→ PROBLEM TO SOLVE: Within the listing below, please show every line carrying the string "title".

** MATERIALS PROVIDED follows **

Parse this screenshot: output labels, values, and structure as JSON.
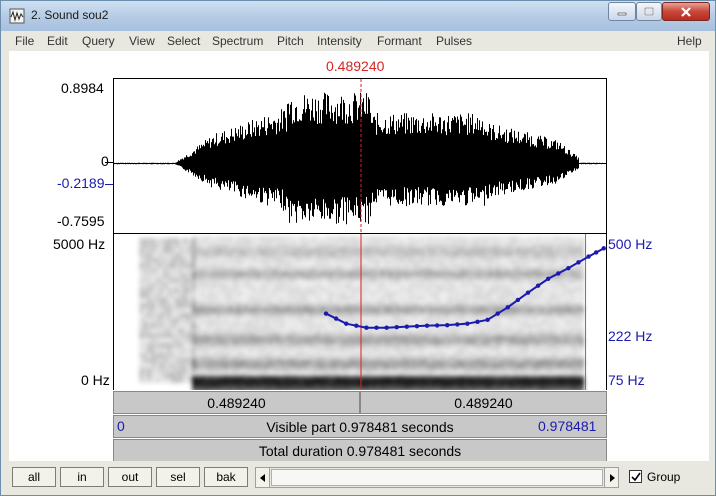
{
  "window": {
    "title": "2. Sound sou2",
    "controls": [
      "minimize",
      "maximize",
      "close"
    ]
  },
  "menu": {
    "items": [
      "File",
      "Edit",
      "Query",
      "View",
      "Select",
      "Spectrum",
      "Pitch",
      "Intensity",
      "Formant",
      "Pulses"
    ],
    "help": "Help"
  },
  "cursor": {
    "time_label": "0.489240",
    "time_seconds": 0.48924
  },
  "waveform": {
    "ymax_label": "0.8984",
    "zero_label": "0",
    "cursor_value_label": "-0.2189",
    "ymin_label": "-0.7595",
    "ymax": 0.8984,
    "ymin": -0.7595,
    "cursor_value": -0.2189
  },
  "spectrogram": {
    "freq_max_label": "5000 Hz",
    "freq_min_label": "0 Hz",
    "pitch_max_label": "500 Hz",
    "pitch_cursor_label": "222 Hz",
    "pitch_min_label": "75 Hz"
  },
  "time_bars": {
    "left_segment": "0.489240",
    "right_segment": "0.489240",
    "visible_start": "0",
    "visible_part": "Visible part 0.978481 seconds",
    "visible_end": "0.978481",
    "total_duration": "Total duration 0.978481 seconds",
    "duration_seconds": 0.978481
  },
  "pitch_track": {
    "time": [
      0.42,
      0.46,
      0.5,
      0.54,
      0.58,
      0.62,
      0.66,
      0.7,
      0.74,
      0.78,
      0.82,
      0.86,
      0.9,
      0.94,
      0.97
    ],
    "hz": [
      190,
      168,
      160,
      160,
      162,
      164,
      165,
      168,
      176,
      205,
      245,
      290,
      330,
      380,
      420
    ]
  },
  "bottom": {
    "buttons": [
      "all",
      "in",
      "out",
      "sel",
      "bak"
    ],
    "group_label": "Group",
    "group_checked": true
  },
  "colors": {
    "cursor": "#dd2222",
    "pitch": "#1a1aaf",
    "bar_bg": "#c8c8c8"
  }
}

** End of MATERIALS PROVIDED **
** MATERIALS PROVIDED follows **

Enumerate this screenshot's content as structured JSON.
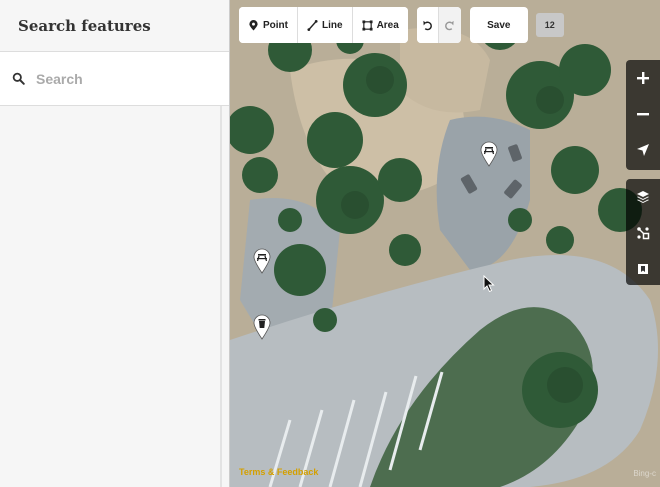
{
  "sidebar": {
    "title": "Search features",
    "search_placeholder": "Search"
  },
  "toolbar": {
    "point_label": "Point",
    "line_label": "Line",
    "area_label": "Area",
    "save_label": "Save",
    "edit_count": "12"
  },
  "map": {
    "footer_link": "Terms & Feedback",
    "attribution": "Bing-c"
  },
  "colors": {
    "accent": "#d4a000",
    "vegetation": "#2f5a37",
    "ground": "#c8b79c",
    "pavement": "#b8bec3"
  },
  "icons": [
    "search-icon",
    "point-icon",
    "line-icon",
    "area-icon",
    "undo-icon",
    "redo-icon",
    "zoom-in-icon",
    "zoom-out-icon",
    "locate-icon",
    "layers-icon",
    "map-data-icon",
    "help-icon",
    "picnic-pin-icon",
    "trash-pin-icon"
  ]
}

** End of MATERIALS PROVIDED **

→ RESPONSE BELOW:
    "title": "2. Sound sou2",
    "title": "Search features",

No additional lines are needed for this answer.